# Work to be completed
Pick each line containing the word "preview" out of the data below.
──────────────────────────────
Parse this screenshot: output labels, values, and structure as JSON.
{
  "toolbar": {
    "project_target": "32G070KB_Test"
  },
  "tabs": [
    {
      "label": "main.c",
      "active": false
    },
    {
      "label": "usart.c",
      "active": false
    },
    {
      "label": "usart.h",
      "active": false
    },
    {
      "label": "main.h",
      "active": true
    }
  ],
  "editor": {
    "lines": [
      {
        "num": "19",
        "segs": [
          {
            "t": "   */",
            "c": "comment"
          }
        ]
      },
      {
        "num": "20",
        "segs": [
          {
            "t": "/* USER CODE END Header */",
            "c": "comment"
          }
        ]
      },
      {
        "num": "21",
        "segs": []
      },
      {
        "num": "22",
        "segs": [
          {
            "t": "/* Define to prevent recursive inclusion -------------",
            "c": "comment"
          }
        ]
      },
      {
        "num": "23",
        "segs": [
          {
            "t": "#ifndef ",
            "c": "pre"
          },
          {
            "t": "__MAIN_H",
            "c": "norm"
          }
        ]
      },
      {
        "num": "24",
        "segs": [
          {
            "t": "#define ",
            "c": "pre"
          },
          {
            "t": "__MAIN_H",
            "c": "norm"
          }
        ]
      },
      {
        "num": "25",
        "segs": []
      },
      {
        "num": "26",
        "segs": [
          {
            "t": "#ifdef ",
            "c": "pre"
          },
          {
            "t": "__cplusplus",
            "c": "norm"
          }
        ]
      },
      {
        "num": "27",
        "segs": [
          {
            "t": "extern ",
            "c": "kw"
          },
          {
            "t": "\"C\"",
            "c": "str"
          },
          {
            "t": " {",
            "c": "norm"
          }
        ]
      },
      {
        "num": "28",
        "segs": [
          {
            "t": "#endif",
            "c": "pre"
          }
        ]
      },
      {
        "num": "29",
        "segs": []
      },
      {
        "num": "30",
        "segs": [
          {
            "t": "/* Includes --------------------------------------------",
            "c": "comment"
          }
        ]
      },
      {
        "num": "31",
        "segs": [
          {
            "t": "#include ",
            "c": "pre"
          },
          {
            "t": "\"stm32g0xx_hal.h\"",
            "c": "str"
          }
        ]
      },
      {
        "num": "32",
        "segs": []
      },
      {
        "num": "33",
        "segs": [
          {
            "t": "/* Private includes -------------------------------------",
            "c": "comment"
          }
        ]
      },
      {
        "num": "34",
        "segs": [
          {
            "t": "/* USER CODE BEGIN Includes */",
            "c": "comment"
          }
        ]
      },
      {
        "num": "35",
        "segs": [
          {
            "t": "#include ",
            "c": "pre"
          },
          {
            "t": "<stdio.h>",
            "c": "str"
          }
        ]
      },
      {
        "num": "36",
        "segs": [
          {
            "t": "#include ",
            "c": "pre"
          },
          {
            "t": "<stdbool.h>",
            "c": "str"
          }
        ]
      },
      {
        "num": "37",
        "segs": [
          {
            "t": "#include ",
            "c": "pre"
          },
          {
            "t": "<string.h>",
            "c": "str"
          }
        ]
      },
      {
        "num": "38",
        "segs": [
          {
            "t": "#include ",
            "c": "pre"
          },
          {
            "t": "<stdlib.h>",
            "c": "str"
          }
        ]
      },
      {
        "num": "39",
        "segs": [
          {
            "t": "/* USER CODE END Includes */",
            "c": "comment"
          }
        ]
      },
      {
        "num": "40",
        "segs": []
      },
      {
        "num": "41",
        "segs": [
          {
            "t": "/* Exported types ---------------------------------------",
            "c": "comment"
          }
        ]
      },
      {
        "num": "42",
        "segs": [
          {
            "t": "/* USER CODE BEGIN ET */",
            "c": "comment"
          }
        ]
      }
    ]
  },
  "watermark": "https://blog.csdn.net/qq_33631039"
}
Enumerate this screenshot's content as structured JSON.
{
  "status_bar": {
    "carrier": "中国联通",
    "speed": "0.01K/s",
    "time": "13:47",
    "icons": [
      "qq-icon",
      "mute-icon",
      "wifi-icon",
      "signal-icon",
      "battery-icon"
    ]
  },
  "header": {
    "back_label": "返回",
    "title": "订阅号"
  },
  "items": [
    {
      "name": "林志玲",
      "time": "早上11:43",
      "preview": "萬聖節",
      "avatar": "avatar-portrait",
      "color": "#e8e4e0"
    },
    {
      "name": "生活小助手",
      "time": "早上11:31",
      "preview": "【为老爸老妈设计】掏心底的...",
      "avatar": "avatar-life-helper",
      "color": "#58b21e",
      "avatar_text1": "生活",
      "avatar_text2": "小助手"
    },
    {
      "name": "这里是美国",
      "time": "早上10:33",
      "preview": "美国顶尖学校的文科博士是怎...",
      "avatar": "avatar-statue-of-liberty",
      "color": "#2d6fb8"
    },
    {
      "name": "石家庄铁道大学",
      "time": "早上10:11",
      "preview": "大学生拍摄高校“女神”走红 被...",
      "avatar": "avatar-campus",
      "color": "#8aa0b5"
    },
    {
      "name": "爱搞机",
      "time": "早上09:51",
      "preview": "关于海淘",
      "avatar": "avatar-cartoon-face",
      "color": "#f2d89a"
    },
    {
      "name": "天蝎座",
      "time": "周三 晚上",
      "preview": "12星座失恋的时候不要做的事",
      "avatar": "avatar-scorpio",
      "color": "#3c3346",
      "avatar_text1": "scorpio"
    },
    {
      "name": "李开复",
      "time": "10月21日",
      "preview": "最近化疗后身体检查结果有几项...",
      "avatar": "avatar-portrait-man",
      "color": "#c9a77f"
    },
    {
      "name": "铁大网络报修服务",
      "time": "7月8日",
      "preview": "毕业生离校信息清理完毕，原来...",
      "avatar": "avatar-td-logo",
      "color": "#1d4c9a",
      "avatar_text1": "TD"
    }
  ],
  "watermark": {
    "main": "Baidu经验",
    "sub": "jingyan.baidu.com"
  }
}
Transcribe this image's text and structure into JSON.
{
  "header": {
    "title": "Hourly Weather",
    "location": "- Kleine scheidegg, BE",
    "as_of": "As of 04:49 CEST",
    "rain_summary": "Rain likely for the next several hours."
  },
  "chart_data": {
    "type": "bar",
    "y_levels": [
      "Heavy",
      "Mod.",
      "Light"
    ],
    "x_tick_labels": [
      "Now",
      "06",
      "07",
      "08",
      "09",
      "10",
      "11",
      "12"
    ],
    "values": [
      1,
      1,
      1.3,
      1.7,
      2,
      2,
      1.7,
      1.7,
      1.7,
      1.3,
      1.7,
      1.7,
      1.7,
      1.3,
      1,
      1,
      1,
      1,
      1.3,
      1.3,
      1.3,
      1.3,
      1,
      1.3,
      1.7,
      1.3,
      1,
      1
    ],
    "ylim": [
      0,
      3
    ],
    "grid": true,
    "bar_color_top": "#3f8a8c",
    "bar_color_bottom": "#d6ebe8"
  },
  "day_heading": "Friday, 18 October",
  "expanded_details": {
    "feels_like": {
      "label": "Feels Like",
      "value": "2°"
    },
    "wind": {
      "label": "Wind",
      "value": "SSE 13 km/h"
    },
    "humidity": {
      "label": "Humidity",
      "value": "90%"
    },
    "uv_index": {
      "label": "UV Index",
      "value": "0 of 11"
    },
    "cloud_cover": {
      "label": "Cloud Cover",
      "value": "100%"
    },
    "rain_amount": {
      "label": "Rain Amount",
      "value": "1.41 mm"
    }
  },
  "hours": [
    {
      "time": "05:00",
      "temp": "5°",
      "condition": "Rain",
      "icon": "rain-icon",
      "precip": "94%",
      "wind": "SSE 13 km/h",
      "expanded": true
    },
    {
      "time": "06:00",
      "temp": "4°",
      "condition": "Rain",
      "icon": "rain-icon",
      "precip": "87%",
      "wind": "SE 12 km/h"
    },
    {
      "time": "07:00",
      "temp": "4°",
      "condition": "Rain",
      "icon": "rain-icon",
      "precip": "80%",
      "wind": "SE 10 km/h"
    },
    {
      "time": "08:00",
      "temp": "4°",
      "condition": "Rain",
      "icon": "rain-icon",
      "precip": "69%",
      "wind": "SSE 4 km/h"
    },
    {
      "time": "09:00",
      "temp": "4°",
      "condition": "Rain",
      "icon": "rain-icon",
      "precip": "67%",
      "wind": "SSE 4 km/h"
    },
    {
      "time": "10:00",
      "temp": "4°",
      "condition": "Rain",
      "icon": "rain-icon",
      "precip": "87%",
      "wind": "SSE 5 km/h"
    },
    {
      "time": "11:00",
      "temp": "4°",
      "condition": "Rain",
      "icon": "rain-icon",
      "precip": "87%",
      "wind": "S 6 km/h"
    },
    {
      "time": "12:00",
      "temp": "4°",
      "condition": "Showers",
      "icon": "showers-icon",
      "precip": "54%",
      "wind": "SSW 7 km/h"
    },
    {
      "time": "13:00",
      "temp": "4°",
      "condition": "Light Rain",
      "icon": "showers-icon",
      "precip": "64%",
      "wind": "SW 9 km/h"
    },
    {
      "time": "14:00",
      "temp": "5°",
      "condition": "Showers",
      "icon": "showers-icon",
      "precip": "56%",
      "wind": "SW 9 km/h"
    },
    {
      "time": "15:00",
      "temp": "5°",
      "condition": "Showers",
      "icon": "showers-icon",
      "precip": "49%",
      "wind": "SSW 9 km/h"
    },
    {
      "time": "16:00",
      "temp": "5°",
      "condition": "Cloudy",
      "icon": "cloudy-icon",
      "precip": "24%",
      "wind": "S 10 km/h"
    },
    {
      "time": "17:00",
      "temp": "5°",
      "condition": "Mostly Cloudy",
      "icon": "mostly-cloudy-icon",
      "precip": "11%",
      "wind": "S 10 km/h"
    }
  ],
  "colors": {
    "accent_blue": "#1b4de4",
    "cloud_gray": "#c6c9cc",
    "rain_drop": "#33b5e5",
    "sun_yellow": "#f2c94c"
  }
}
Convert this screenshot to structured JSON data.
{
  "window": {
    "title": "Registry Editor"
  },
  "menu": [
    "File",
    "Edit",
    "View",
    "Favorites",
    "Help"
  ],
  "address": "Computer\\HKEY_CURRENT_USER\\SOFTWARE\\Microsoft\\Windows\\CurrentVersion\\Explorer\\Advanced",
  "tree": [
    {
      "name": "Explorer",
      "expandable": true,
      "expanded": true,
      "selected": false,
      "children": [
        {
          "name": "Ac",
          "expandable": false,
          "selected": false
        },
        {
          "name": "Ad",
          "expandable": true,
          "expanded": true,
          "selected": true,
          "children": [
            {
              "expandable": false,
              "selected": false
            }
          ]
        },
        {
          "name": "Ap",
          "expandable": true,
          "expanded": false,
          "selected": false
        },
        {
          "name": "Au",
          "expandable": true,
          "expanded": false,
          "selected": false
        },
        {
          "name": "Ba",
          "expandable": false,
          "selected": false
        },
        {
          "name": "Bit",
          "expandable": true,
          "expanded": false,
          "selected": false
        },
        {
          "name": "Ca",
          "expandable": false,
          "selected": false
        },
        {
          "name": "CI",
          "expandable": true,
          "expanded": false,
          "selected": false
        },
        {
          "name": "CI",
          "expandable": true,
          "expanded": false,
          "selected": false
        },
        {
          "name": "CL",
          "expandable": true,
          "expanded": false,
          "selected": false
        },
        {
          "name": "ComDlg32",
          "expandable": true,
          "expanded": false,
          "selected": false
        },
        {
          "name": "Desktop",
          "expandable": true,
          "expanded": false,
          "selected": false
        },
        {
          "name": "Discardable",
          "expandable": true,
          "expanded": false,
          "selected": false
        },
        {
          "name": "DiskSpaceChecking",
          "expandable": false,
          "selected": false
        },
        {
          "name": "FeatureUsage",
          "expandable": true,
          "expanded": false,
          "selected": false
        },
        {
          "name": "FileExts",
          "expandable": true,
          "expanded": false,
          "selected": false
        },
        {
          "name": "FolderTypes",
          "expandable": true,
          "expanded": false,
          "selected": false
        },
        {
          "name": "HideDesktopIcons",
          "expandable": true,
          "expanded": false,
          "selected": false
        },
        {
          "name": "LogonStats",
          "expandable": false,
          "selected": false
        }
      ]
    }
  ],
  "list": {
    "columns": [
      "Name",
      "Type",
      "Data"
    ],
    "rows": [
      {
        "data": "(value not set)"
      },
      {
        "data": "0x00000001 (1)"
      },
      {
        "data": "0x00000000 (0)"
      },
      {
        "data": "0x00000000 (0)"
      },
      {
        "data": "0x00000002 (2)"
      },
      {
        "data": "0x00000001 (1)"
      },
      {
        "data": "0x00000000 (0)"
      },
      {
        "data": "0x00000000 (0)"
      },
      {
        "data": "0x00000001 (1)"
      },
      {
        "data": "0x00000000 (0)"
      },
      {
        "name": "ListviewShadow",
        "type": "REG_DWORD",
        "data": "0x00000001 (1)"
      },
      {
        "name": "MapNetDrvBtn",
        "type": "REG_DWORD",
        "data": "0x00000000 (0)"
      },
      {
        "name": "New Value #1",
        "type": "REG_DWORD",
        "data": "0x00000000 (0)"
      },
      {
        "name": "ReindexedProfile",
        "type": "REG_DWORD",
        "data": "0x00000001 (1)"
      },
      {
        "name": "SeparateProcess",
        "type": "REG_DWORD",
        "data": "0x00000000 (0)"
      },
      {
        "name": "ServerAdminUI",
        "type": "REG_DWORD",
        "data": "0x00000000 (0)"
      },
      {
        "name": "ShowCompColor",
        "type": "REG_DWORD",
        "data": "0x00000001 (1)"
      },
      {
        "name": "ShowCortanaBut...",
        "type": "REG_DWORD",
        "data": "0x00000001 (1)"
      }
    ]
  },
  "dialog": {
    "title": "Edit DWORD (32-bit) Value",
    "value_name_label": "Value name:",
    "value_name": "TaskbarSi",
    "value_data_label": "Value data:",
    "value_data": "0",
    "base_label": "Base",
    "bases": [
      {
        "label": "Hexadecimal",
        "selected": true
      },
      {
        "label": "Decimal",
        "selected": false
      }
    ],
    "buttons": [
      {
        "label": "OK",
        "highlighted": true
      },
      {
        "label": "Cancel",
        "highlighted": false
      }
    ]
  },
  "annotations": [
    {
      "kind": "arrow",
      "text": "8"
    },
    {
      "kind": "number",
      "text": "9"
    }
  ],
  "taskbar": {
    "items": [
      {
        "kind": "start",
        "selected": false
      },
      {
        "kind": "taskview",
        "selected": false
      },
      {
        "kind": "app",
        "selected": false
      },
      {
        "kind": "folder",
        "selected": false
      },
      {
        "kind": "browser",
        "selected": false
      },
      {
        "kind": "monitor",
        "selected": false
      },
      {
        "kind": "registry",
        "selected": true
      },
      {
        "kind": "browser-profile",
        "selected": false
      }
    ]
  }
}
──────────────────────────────
# Exercise answer
      "preview": "萬聖節",
      "preview": "【为老爸老妈设计】掏心底的...",
      "preview": "美国顶尖学校的文科博士是怎...",
      "preview": "大学生拍摄高校“女神”走红 被...",
      "preview": "关于海淘",
      "preview": "12星座失恋的时候不要做的事",
      "preview": "最近化疗后身体检查结果有几项...",
      "preview": "毕业生离校信息清理完毕，原来...",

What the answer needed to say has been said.